WHAT TO WORK ON: What lines in the listing include "onto"? Return a copy of each.

=== RECORDED DATA ===

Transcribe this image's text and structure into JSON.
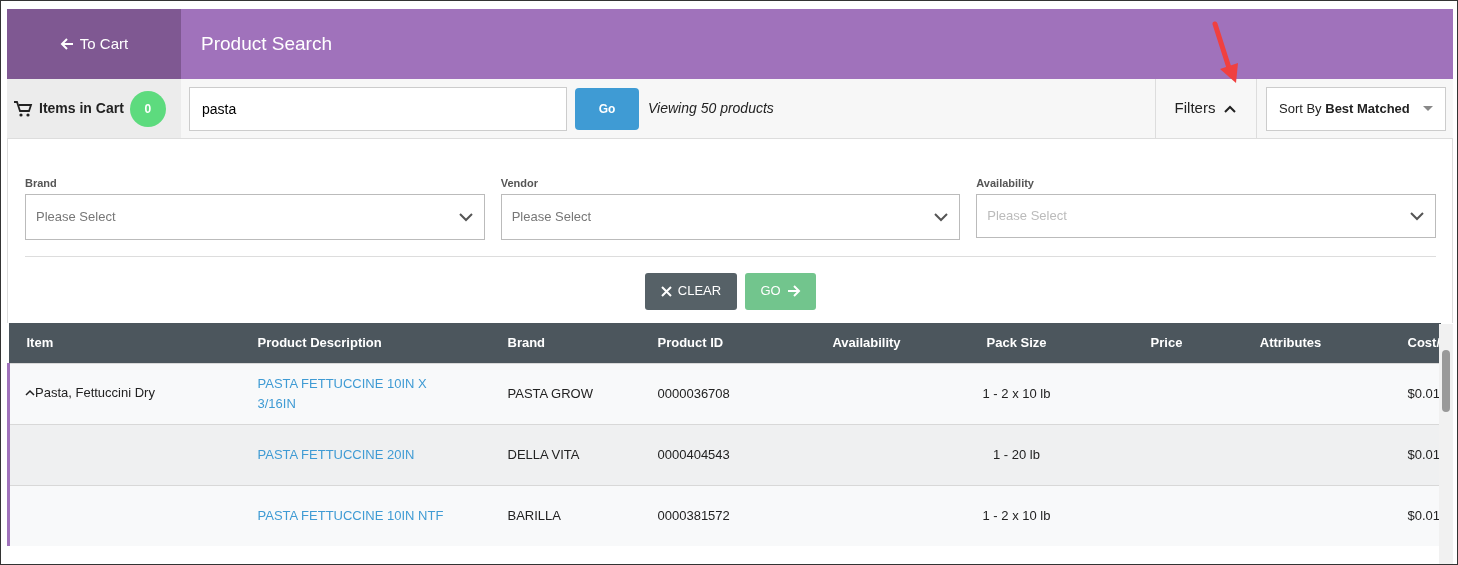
{
  "header": {
    "back_label": "To Cart",
    "title": "Product Search"
  },
  "toolbar": {
    "cart_label": "Items in Cart",
    "cart_count": "0",
    "search_value": "pasta",
    "go_label": "Go",
    "result_text": "Viewing 50 products",
    "filters_label": "Filters",
    "filters_expanded": true,
    "sort_prefix": "Sort By",
    "sort_value": "Best Matched"
  },
  "filters": [
    {
      "label": "Brand",
      "placeholder": "Please Select",
      "disabled": false
    },
    {
      "label": "Vendor",
      "placeholder": "Please Select",
      "disabled": false
    },
    {
      "label": "Availability",
      "placeholder": "Please Select",
      "disabled": true
    }
  ],
  "filter_buttons": {
    "clear": "CLEAR",
    "go": "GO",
    "go_disabled": true
  },
  "table": {
    "columns": [
      "Item",
      "Product Description",
      "Brand",
      "Product ID",
      "Availability",
      "Pack Size",
      "Price",
      "Attributes",
      "Cost/"
    ],
    "rows": [
      {
        "item": "Pasta, Fettuccini Dry",
        "expanded": true,
        "description": "PASTA FETTUCCINE 10IN X 3/16IN",
        "brand": "PASTA GROW",
        "product_id": "0000036708",
        "pack_size": "1 - 2 x 10 lb",
        "cost": "$0.01"
      },
      {
        "description": "PASTA FETTUCCINE 20IN",
        "brand": "DELLA VITA",
        "product_id": "0000404543",
        "pack_size": "1 - 20 lb",
        "cost": "$0.01"
      },
      {
        "description": "PASTA FETTUCCINE 10IN NTF",
        "brand": "BARILLA",
        "product_id": "0000381572",
        "pack_size": "1 - 2 x 10 lb",
        "cost": "$0.01"
      }
    ]
  }
}
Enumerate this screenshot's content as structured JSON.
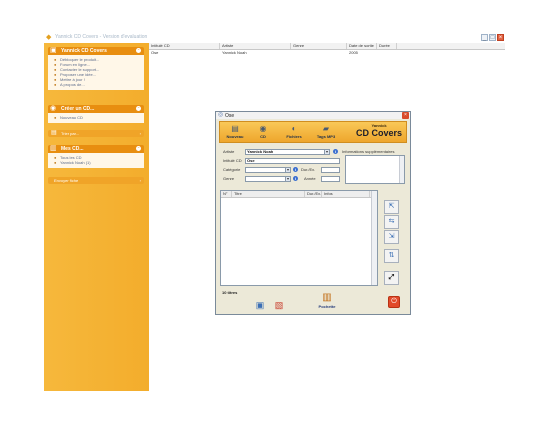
{
  "window": {
    "title": "Yannick CD Covers - Version d'evaluation",
    "minimize": "_",
    "maximize": "□",
    "close": "×"
  },
  "sidebar": {
    "panel_main": {
      "title": "Yannick CD Covers",
      "items": [
        {
          "label": "Débloquer le produit...",
          "icon": "key-icon"
        },
        {
          "label": "Forum en ligne...",
          "icon": "forum-icon"
        },
        {
          "label": "Contacter le support...",
          "icon": "mail-icon"
        },
        {
          "label": "Proposer une idée...",
          "icon": "bulb-icon"
        },
        {
          "label": "Mettre à jour !",
          "icon": "update-icon"
        },
        {
          "label": "A propos de...",
          "icon": "info-icon"
        }
      ]
    },
    "panel_create": {
      "title": "Créer un CD...",
      "items": [
        {
          "label": "Nouveau CD",
          "icon": "cd-icon"
        }
      ]
    },
    "panel_sort": {
      "title": "Trier par..."
    },
    "panel_print": {
      "title": "Mes CD...",
      "items": [
        {
          "label": "Tous les CD",
          "icon": "cd-icon"
        },
        {
          "label": "Yannick Noah (1)",
          "icon": "cd-icon"
        }
      ]
    },
    "panel_search": {
      "title": "Envoyer fiche"
    }
  },
  "list": {
    "columns": [
      "Intitulé CD",
      "Artiste",
      "Genre",
      "Date de sortie",
      "Durée"
    ],
    "rows": [
      {
        "title": "Ose",
        "artist": "Yannick Noah",
        "genre": "",
        "date": "2005",
        "duration": ""
      }
    ]
  },
  "dialog": {
    "title": "Ose",
    "toolbar": {
      "new": "Nouveau",
      "cd": "CD",
      "files": "Fichiers",
      "tags": "Tags MP3"
    },
    "brand": {
      "small": "Yannick",
      "big": "CD Covers"
    },
    "labels": {
      "artist": "Artiste",
      "title": "Intitulé CD",
      "category": "Catégorie",
      "genre": "Genre",
      "duration": "Dur./Ex.",
      "year": "Année",
      "info": "Informations supplémentaires"
    },
    "values": {
      "artist": "Yannick Noah",
      "title": "Ose",
      "category": "",
      "genre": "",
      "duration": "",
      "year": ""
    },
    "tracks_columns": [
      "N°",
      "Titre",
      "Dur./Ex.",
      "Infos"
    ],
    "count": "10 titres",
    "pochette": "Pochette"
  },
  "colors": {
    "sidebar": "#f4b235",
    "panel_header": "#e88e10",
    "toolbar": "#f2b440"
  }
}
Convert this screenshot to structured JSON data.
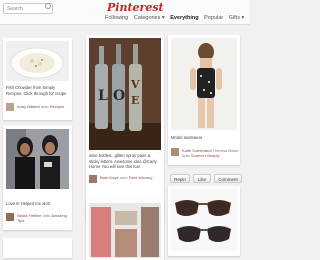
{
  "search": {
    "placeholder": "Search"
  },
  "header": {
    "logo": "Pinterest"
  },
  "nav": {
    "following": "Following",
    "categories": "Categories ▾",
    "everything": "Everything",
    "popular": "Popular",
    "gifts": "Gifts ▾"
  },
  "pins": [
    {
      "desc": "Fish Chowder from Simply Recipes. Click through for recipe",
      "user": "Andy Bibbett",
      "board": "Recipes",
      "onto": "onto"
    },
    {
      "desc": "wine bottles...glitter spray paint & sticky letters. Awesome idea @Carly Horne You will love this too!",
      "user": "Barb Kaye",
      "board": "Field Mousey",
      "onto": "onto",
      "bottle_letters": [
        "L",
        "O",
        "V",
        "E"
      ]
    },
    {
      "desc": "Model swimwear",
      "user": "Katie Sutherland",
      "board": "Summer Beauty",
      "onto": "via",
      "via": "Theresa Bown onto"
    },
    {
      "desc": "Love it! Helped me alot!",
      "user": "Nadia Fiefline",
      "board": "Amazing Tips",
      "onto": "onto"
    },
    {
      "desc": "",
      "user": "",
      "board": ""
    },
    {
      "desc": "",
      "user": "",
      "board": ""
    }
  ],
  "actions": {
    "repin": "Repin",
    "like": "Like",
    "comment": "Comment"
  }
}
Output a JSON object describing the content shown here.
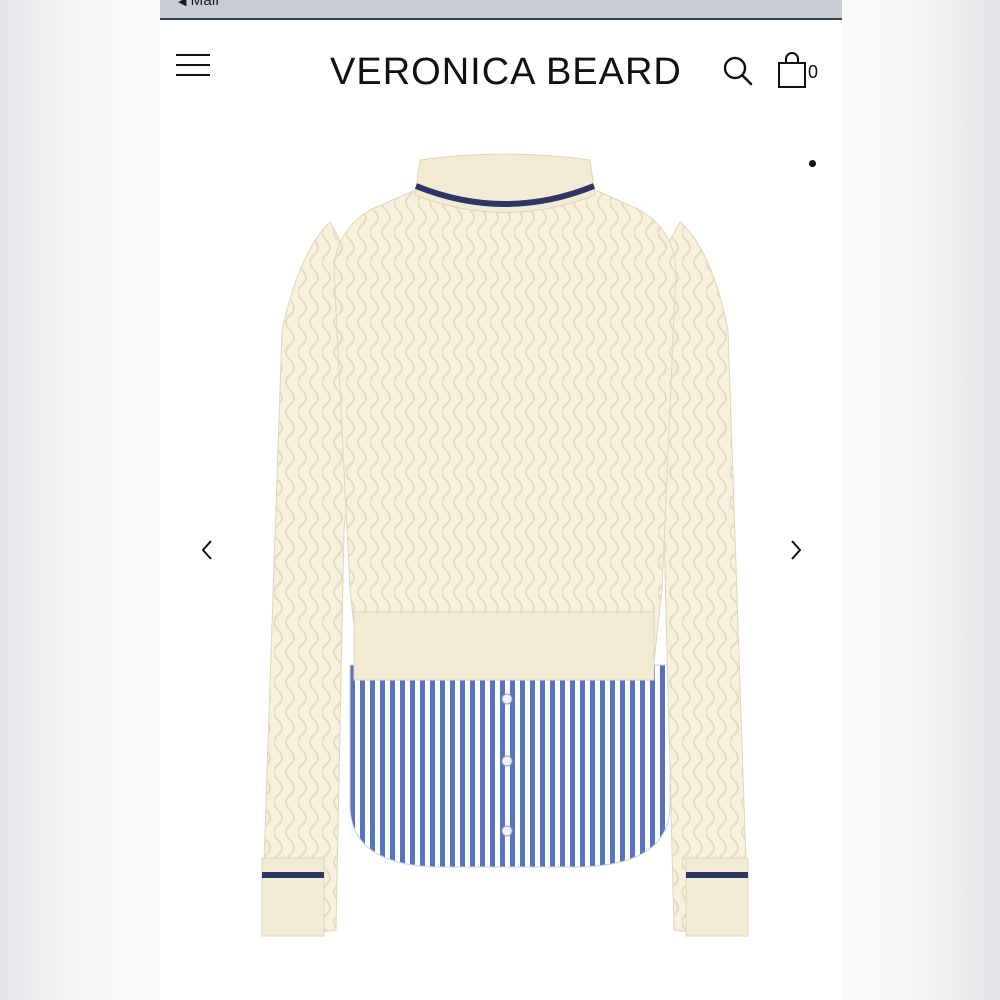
{
  "status_bar": {
    "back_label": "Mail",
    "back_icon": "back-arrow-icon"
  },
  "header": {
    "brand": "VERONICA BEARD",
    "menu_icon": "hamburger-menu-icon",
    "search_icon": "search-icon",
    "cart_icon": "shopping-bag-icon",
    "cart_count": "0"
  },
  "gallery": {
    "product_image": "cream cable knit sweater with navy tipping and blue striped shirt hem",
    "prev_icon": "chevron-left-icon",
    "next_icon": "chevron-right-icon",
    "colors": {
      "sweater": "#f6f0dc",
      "tipping": "#2f3565",
      "stripe": "#5b73b8"
    }
  }
}
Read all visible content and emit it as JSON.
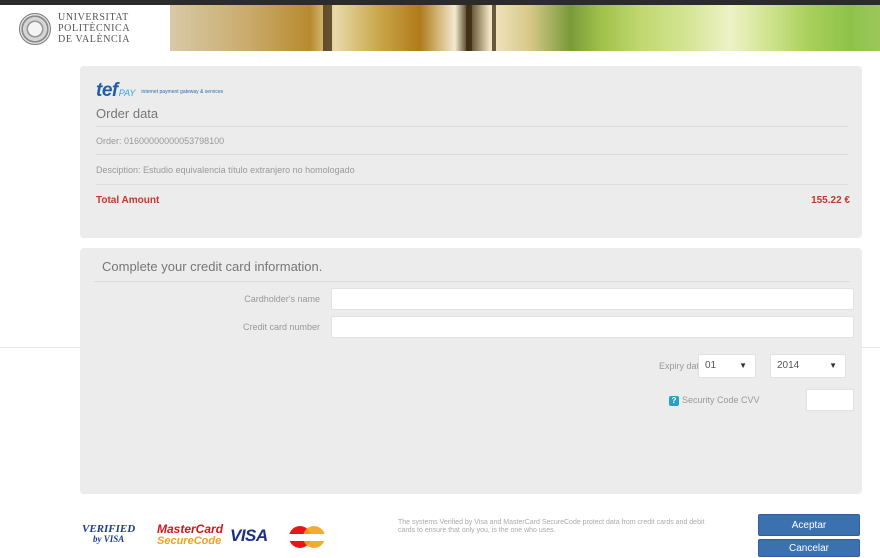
{
  "header": {
    "university_lines": [
      "UNIVERSITAT",
      "POLITÈCNICA",
      "DE VALÈNCIA"
    ]
  },
  "brand": {
    "tef": "tef",
    "pay": "PAY",
    "tagline": "internet payment gateway & services"
  },
  "order": {
    "title": "Order data",
    "order_label": "Order:",
    "order_number": "01600000000053798100",
    "description_label": "Desciption:",
    "description": "Estudio equivalencia título extranjero no homologado",
    "total_label": "Total Amount",
    "total_value": "155.22 €"
  },
  "card": {
    "title": "Complete your credit card information.",
    "cardholder_label": "Cardholder's name",
    "cardholder_value": "",
    "number_label": "Credit card number",
    "number_value": "",
    "expiry_label": "Expiry date",
    "expiry_month": "01",
    "expiry_year": "2014",
    "cvv_help": "?",
    "cvv_label": "Security Code CVV",
    "cvv_value": ""
  },
  "footer": {
    "verified_line1": "VERIFIED",
    "verified_line2": "by VISA",
    "mastercard_line1": "MasterCard",
    "mastercard_line2": "SecureCode",
    "visa": "VISA",
    "note": "The systems Verified by Visa and MasterCard SecureCode protect data from credit cards and debit cards to ensure that only you, is the one who uses."
  },
  "buttons": {
    "accept": "Aceptar",
    "cancel": "Cancelar"
  },
  "colors": {
    "accent_blue": "#3c71b0",
    "total_red": "#c0392b",
    "panel_bg": "#ececec"
  }
}
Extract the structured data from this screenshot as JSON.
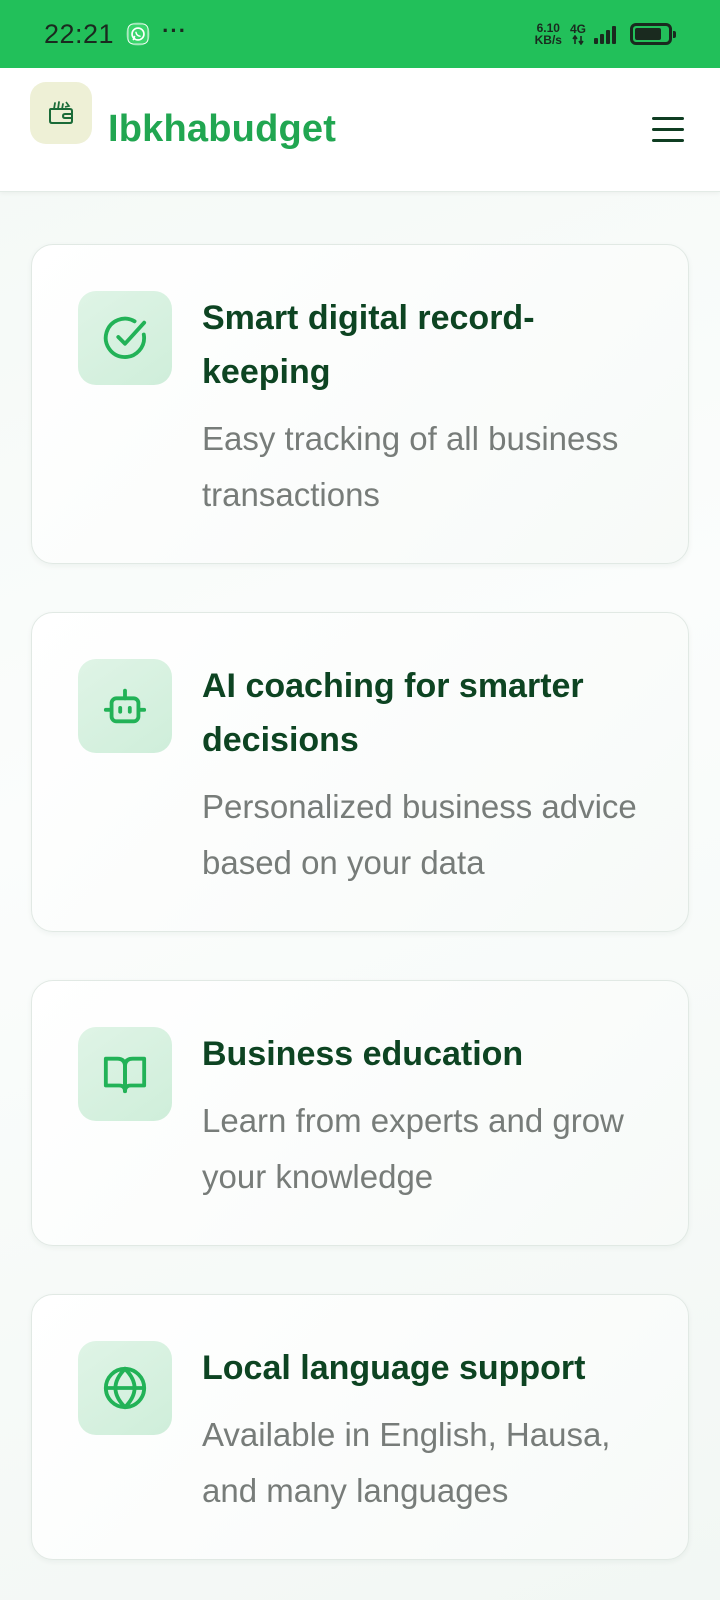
{
  "status_bar": {
    "time": "22:21",
    "dots": "···",
    "net_speed_value": "6.10",
    "net_speed_unit": "KB/s",
    "network_type": "4G",
    "icons": [
      "whatsapp-icon",
      "signal-icon",
      "battery-icon"
    ],
    "battery_level": 0.8
  },
  "header": {
    "brand": "Ibkhabudget",
    "logo_icon": "wallet-icon",
    "menu_icon": "hamburger-menu-icon"
  },
  "features": [
    {
      "icon": "check-circle-icon",
      "title": "Smart digital record-keeping",
      "description": "Easy tracking of all business transactions"
    },
    {
      "icon": "robot-icon",
      "title": "AI coaching for smarter decisions",
      "description": "Personalized business advice based on your data"
    },
    {
      "icon": "book-open-icon",
      "title": "Business education",
      "description": "Learn from experts and grow your knowledge"
    },
    {
      "icon": "globe-icon",
      "title": "Local language support",
      "description": "Available in English, Hausa, and many languages"
    }
  ],
  "colors": {
    "status_bar": "#22c05a",
    "brand_green": "#21a651",
    "title_green": "#0d4422",
    "icon_green": "#22b257",
    "icon_bg": "#dff4e6"
  }
}
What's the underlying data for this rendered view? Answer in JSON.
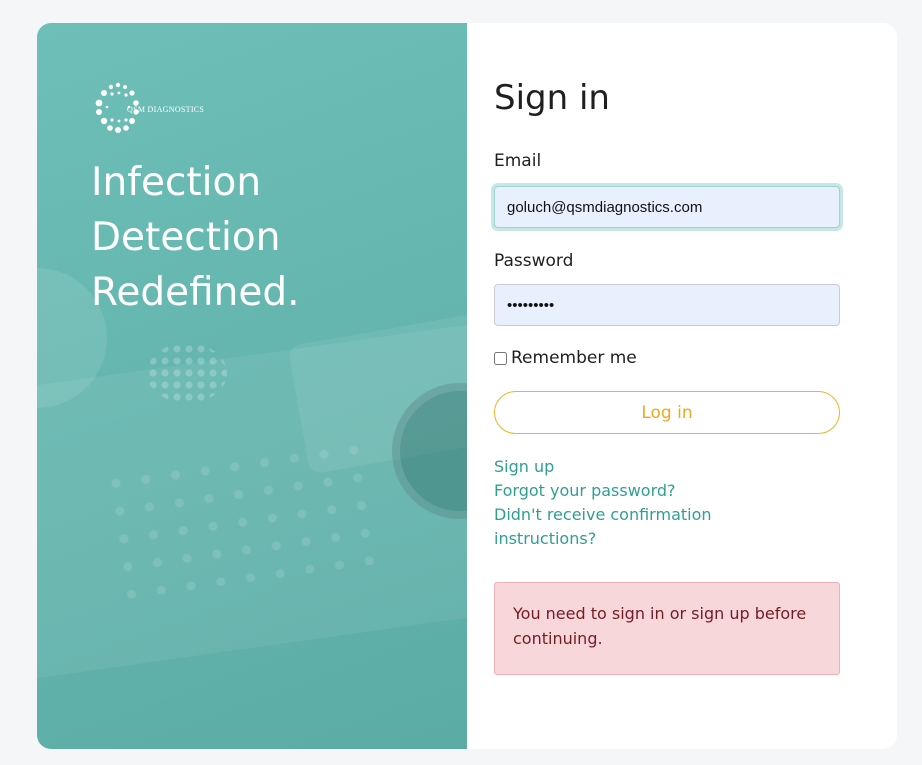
{
  "hero": {
    "logo_text": "QSM DIAGNOSTICS",
    "tagline": [
      "Infection",
      "Detection",
      "Redefined."
    ]
  },
  "form": {
    "title": "Sign in",
    "email_label": "Email",
    "email_value": "goluch@qsmdiagnostics.com",
    "password_label": "Password",
    "password_value": "•••••••••",
    "remember_label": "Remember me",
    "login_label": "Log in"
  },
  "links": {
    "sign_up": "Sign up",
    "forgot_password": "Forgot your password?",
    "confirmation": "Didn't receive confirmation instructions?"
  },
  "alert": {
    "message": "You need to sign in or sign up before continuing."
  },
  "colors": {
    "hero_teal": "#66b7b0",
    "link_teal": "#2f9f93",
    "button_accent": "#f0b323",
    "alert_bg": "#f8d7da",
    "alert_text": "#721c24"
  }
}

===

WRITTEN RESPONSE:
      "onto": "onto"
      "onto": "onto",
      "onto": "via",
      "via": "Theresa Bown onto"
      "onto": "onto"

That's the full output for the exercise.